A writing assignment in an online class a couple years ago was to write about a color in the first person. At the time, it was autumn in Alaska, a season a yellows, golds, oranges, ambers, browns, and burgundies. I chose amber. This is what I wrote:


I Am Amber

I am a chalice of the finest ale, my breath effervescing to my frothy cap, my aroma the yeast of life. I am fermented amber.

I am the penultimate vestige of growth and procreation. I cling tenaciously until Chinook winds snatch me from the limb and transport me on a roller coaster ride to the earth. I am autumnal amber.

In my womb I hold the embryos of species evaporated in time. Searching minds probe the secrets within me. I am older than history. I am primordial amber.

I am flecked with rare saffron and burnt umber. For eons I have been both stalker and prey. The sight of me sires primal foreboding in man. I am lupine amber.

I radiate in amulets and jewelry, pendants and beads. I protect against evil and dark forces, sea serpents, and perils of the deep. I ooze from my host and encapsulate invaders. I am guardian amber.

Through my gel I illuminate Shakespeare and Shaw, Cervantes and Steinbeck. I chase out the darkness and bring dawn to the arena of imagination. I am creative amber.


Surprised me, too.

So, when I got off the tour bus in Auckland, New Zealand, last May and started towards the door of the hotel, it was no surprise when a display of amber caught my eye. I made a sharp left turn and gawked at the collection of large pieces of raw amber, some as large as volleyballs. I imagine I’ve seen amber jewelry before, but I never paid any attention.

Several times a day I walked past that jewelry store, always stopping to look. Then, one night with a few free moments, I entered the store and asked if I could hold a piece of the amber. We talked about amber, that petrified sap that oozes from trees and captures anything that comes in contact with it, including insects. It was this, and some technology developed by my friend Tom Loy, on which Michael Crichton based “Jurassic Park.”

The next morning we were leaving New Zealand for Fiji. The bellhops had picked up our luggage and the coach was waiting curbside. I headed for the bus with one long last glance at the glass shelves with the amber.

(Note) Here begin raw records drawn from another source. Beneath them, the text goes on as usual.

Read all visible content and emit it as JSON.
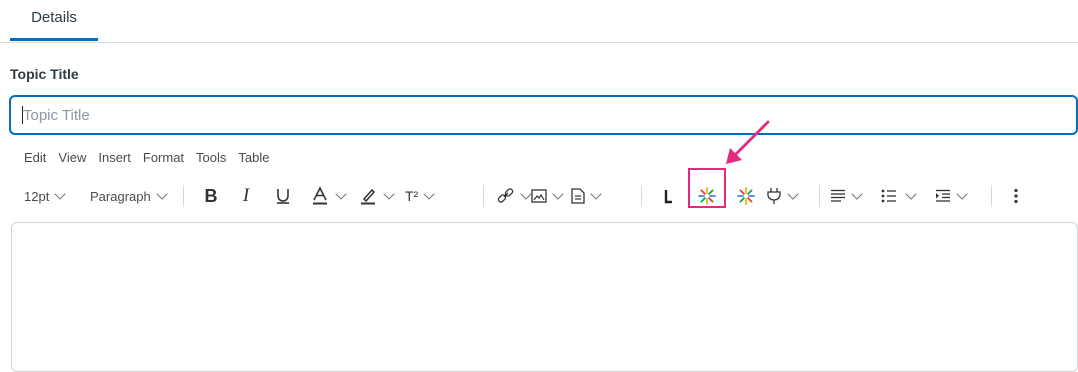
{
  "tabs": [
    {
      "label": "Details"
    }
  ],
  "topic": {
    "label": "Topic Title",
    "placeholder": "Topic Title",
    "value": ""
  },
  "menubar": [
    "Edit",
    "View",
    "Insert",
    "Format",
    "Tools",
    "Table"
  ],
  "toolbar": {
    "font_size": "12pt",
    "block_format": "Paragraph",
    "superscript_label": "T²"
  },
  "colors": {
    "accent": "#006fbf",
    "annotation": "#e6287f",
    "text": "#2d3b45"
  }
}
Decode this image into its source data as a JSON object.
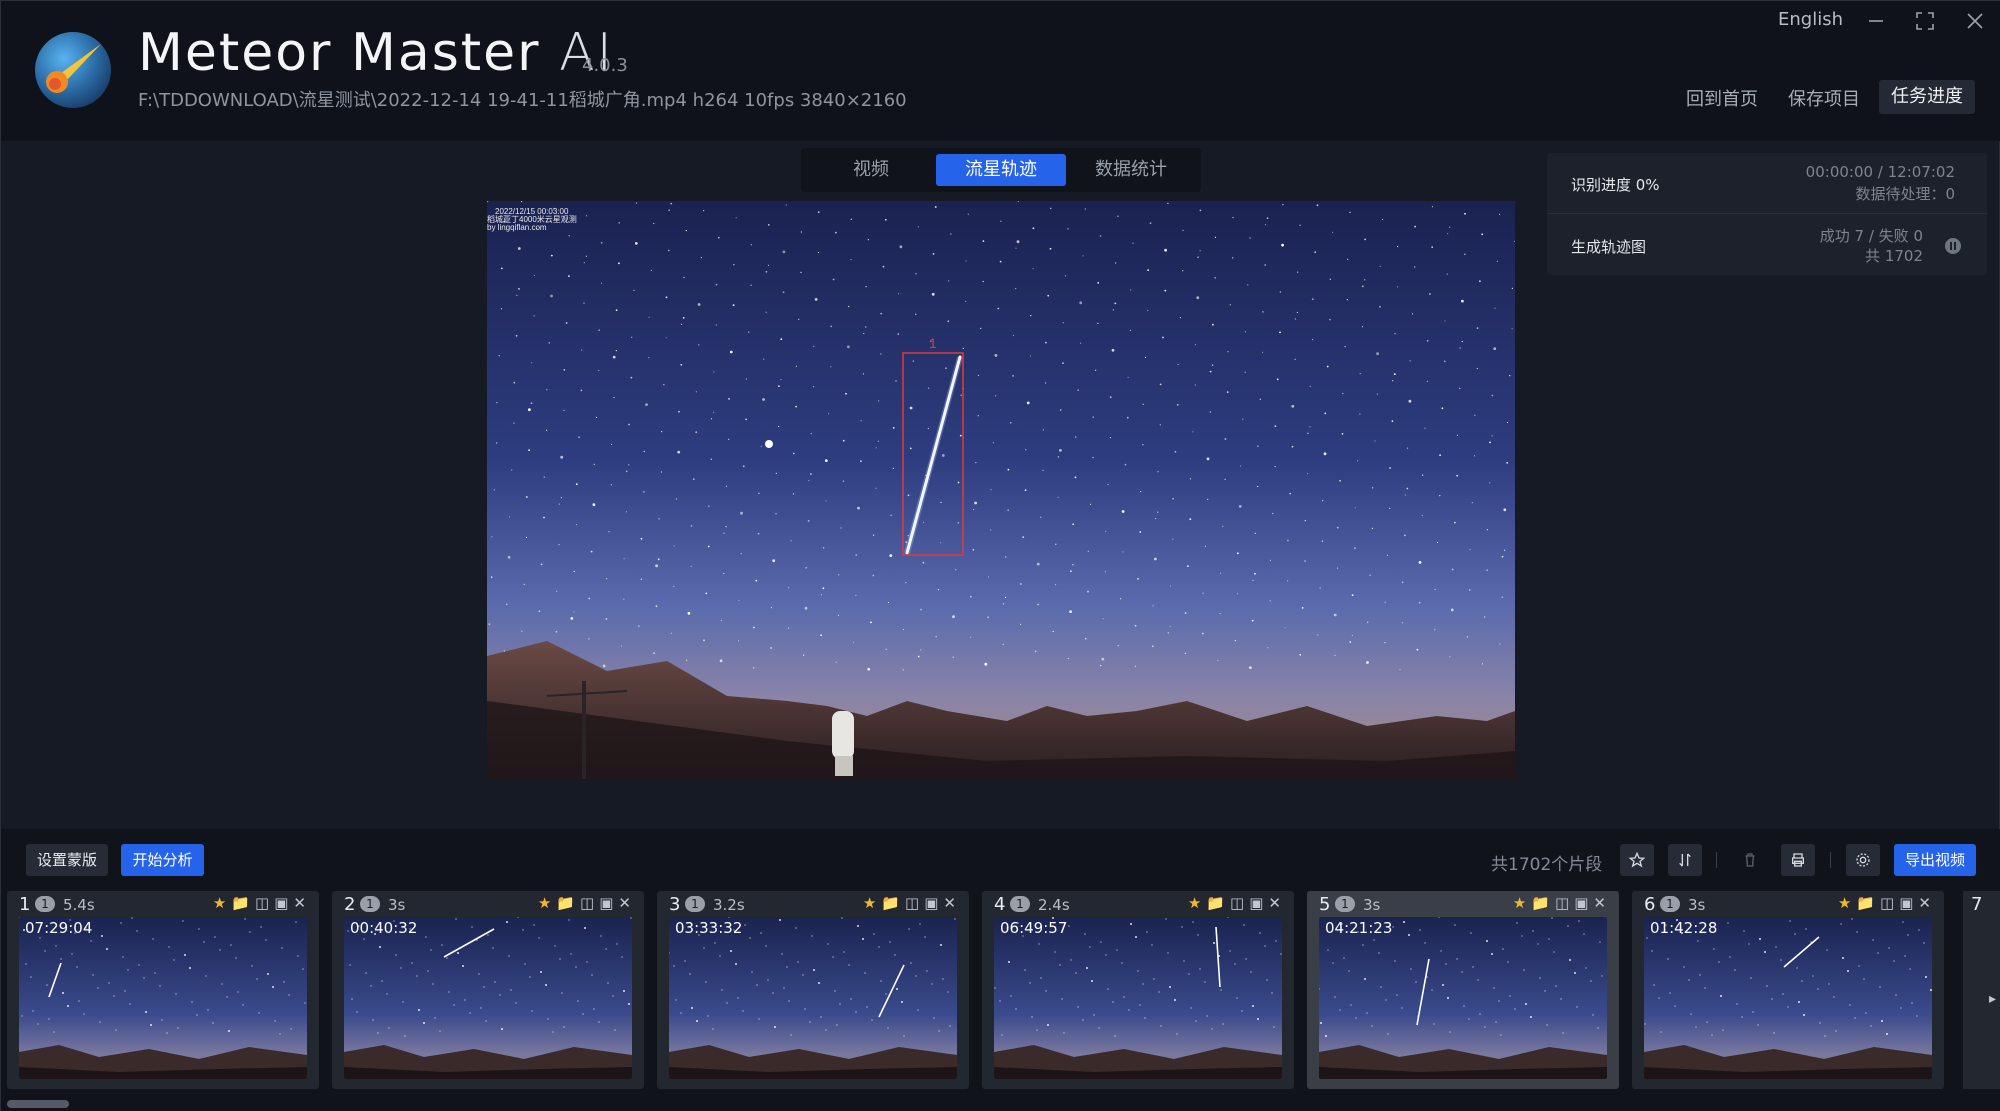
{
  "header": {
    "app_name": "Meteor Master",
    "app_suffix": "AI",
    "version": "4.0.3",
    "file_path": "F:\\TDDOWNLOAD\\流星测试\\2022-12-14 19-41-11稻城广角.mp4 h264 10fps 3840×2160",
    "language": "English",
    "links": {
      "home": "回到首页",
      "save": "保存项目",
      "task": "任务进度"
    }
  },
  "tabs": {
    "video": "视频",
    "track": "流星轨迹",
    "stats": "数据统计"
  },
  "main_image": {
    "overlay_line1": "2022/12/15 00:03:00",
    "overlay_line2": "稻城亚丁4000米云星观测",
    "overlay_line3": "by lingqiflan.com",
    "detection_label": "1"
  },
  "status": {
    "recognition_label": "识别进度 0%",
    "time_progress": "00:00:00 / 12:07:02",
    "pending": "数据待处理：0",
    "generate_label": "生成轨迹图",
    "success_fail": "成功 7 / 失败 0",
    "total": "共 1702"
  },
  "toolbar": {
    "mask_button": "设置蒙版",
    "analyze_button": "开始分析",
    "segment_count": "共1702个片段",
    "export_button": "导出视频"
  },
  "clips": [
    {
      "index": "1",
      "badge": "1",
      "duration": "5.4s",
      "time": "07:29:04",
      "selected": false
    },
    {
      "index": "2",
      "badge": "1",
      "duration": "3s",
      "time": "00:40:32",
      "selected": false
    },
    {
      "index": "3",
      "badge": "1",
      "duration": "3.2s",
      "time": "03:33:32",
      "selected": false
    },
    {
      "index": "4",
      "badge": "1",
      "duration": "2.4s",
      "time": "06:49:57",
      "selected": false
    },
    {
      "index": "5",
      "badge": "1",
      "duration": "3s",
      "time": "04:21:23",
      "selected": true
    },
    {
      "index": "6",
      "badge": "1",
      "duration": "3s",
      "time": "01:42:28",
      "selected": false
    }
  ],
  "partial_clip": {
    "index": "7"
  },
  "icons": {
    "logo": "meteor-logo-icon",
    "star": "star-icon",
    "folder": "folder-icon",
    "video": "video-icon",
    "camera": "camera-icon",
    "close": "close-icon"
  },
  "colors": {
    "accent": "#2563eb",
    "star": "#f2b630",
    "background": "#161a24",
    "detection_box": "#e03a3a"
  }
}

Somehow I wound up in the store buying an amber pendant on a silver chain. It spoke to me, called my name, called me kindred.

Then I rushed to catch the coach before it pulled away.

All of which means that now, in addition to books stores and Amazon.com., jewelry counters are off limits to me.

1 comment:

  1. Re motor graders -- Buck still sports a ragged scar on his chest from where a motor grader ran over him when he was about ten -- by all rights, he should have been dead. Luckily for me, he was a tough little customer, even then.

    I don't/can't abide wearing earrings either, although I love the way long dangling silver ones (like thin wind chimes) look on other people.

    Your amber essay is gorgeous -- multi-layered, with a lot of rich stuff to ponder.

    I'm glad you bought the Arizona necklace, silk shirt and linen shirt (even if it does need ironing). The necklace is beautiful, strong and colorful (like a certain someone I know. . .)